The Faiz Ahmed Faiz trust organised a candid discussion with Bollywood’s seasoned actor Naseeruddin Shah at the Human Rights Commission auditorium on Tuesday evening. According to the organisers, it was the first time Shah had agreed to speak in Pakistan with the media in attendance.
Shah walked into the venue wearing rugged cargo pants and a jacket. He opened the discussion by talking about his love for performing arts.
“Why is theatre trying to create an illusion of cinema?” he asked. He explained that the defining identity of theatre can be expressed as a live person on stage. He feels that it is “essential to dispense with anything non-essential” in current times.
Shah’s love for theatre and dedication for the trade gave birth to Motley Productions, which he started with fellow actor Benjamin Gilani, in 1979. “When we started, I was living in a one-bedroom apartment,” he said. “The two of us were rehearsing continuously; but after we took the pains, the avenues opened up.”
In his play titled “Ismat Apa Ke Naam”, several socio-political themes were hatched. For Shah, his goal when it comes to theatre is to generally look out for the audience. “Social satire, pathos, and theatre were already present in Ismat apa’s writing. The only thing for me is to ensure that the performance is stimulating to watch,” said Shah. “So, I don’t focus on social commentary or politics.”
Shah said that his relationship with Indian writer Ismat Chughtai was personal, but that he developed an appreciation for her works after she had passed away. Chugtai wrote in Urdu with a fierce feminist ideology.
Shah reminisced about the first time he met her on the set of the 1979 film Junoon. “It was because of her that I was introduced to Manto, Faiz and other treasures of literature,” said Shah. “In our schools, we are exposed to Shakespeare and Keats and Woodsworth for poetry. It’s unfortunate that Faiz, Tagore and others were never taught.”
Shah believes that cinema spoon-feeds its audience, while theatre represents the real thing. “It won’t be the same if you bring Manto into cinema,” he said. “You will lose the beauty of the writing.
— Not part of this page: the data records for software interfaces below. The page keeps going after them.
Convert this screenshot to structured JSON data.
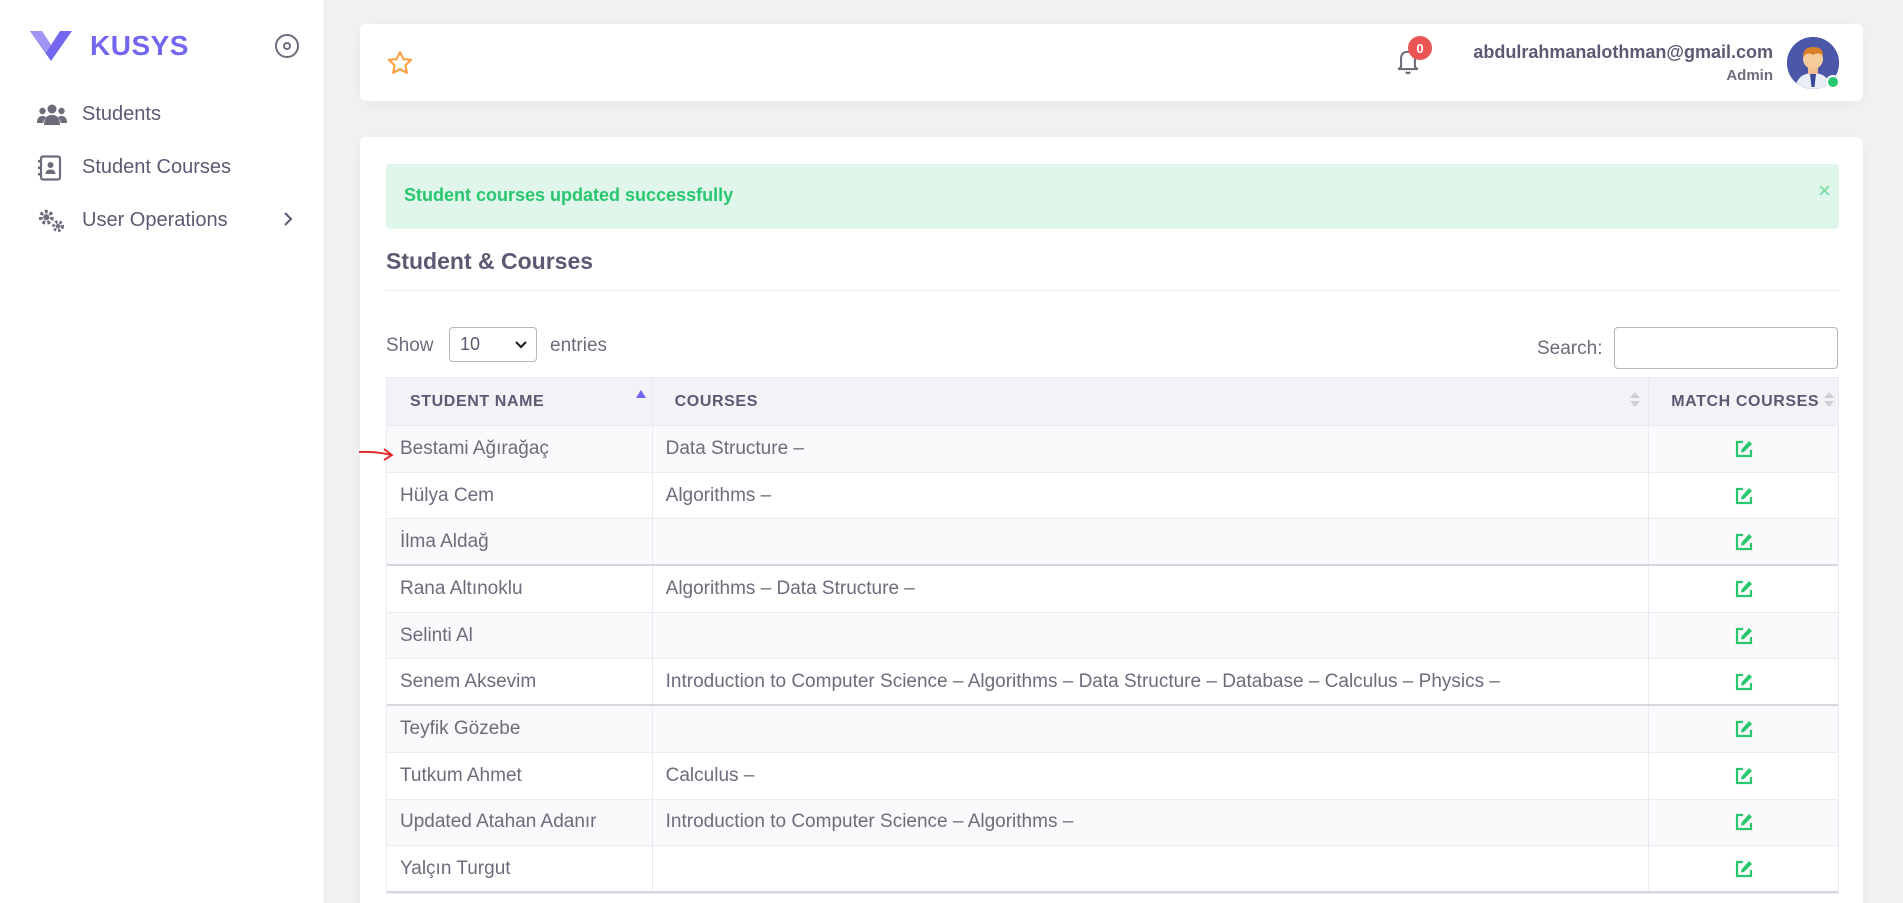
{
  "brand": {
    "name": "KUSYS"
  },
  "sidebar": {
    "items": [
      {
        "label": "Students",
        "icon": "users-icon"
      },
      {
        "label": "Student Courses",
        "icon": "contact-book-icon"
      },
      {
        "label": "User Operations",
        "icon": "gears-icon",
        "has_submenu": true
      }
    ]
  },
  "header": {
    "notifications_count": "0",
    "user_email": "abdulrahmanalothman@gmail.com",
    "user_role": "Admin"
  },
  "alert": {
    "message": "Student courses updated successfully",
    "close_glyph": "×"
  },
  "page": {
    "title": "Student & Courses"
  },
  "table_controls": {
    "show_label": "Show",
    "page_size": "10",
    "entries_label": "entries",
    "search_label": "Search:",
    "search_value": ""
  },
  "table": {
    "columns": [
      "STUDENT NAME",
      "COURSES",
      "MATCH COURSES"
    ],
    "rows": [
      {
        "name": "Bestami Ağırağaç",
        "courses": "Data Structure –"
      },
      {
        "name": "Hülya Cem",
        "courses": "Algorithms –"
      },
      {
        "name": "İlma Aldağ",
        "courses": ""
      },
      {
        "name": "Rana Altınoklu",
        "courses": "Algorithms – Data Structure –"
      },
      {
        "name": "Selinti Al",
        "courses": ""
      },
      {
        "name": "Senem Aksevim",
        "courses": "Introduction to Computer Science – Algorithms – Data Structure – Database – Calculus – Physics –"
      },
      {
        "name": "Teyfik Gözebe",
        "courses": ""
      },
      {
        "name": "Tutkum Ahmet",
        "courses": "Calculus –"
      },
      {
        "name": "Updated Atahan Adanır",
        "courses": "Introduction to Computer Science – Algorithms –"
      },
      {
        "name": "Yalçın Turgut",
        "courses": ""
      }
    ]
  },
  "colors": {
    "brand": "#7367f0",
    "success": "#28c76f",
    "badge": "#ea5455",
    "star": "#ff9f43",
    "annotation_arrow": "#e02020"
  }
}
You can’t make an honest film on ‘Toba Tek Singh’, but for theatre I want to possibly narrate — I am still building on the courage to do so.”
Although Shah has played Mirza Ghalib for a film of the same title, he doesn’t believe he can play the role of Faiz. “We have records of Faiz,” he explained, adding that there are details of Faiz’s dialogue delivery and expressions, making such a role much more challenging.
“The actor should remember how to serve the text, which may be a prickly ball for some,”
Shah said, explaining that an actor cannot be judged by how well he changes appearances, but by the ability to cater to the text. “I knew the only way I could become a good actor is by learning about it.”
His recent stint in Bollywood has launched a string of success even at this age with films like Ishqiya and The Dirty Picture. He says that his career has always been evolving. “I did a number of films from 1999 to 2012 that people have not even heard of! Still, my concentration with serious cinema has not withered,” he shared. “Every actor wants to eventually move to popular cinema, and if he says he doesn’t, then he is lying,” he said frankly.
Reacting to the television medium in India, he said that corporate and monetary interests had taken over. “There is nothing worthwhile on TV anymore. It is now basically there to make money,” he said. “Only someone of the stature of Aamir Khan was able to bring something meaningful to television,” he added, referring to the actor’s widely popular TV show “Satyamev Jayate”.
Published in The Express Tribune, December 6th, 2012.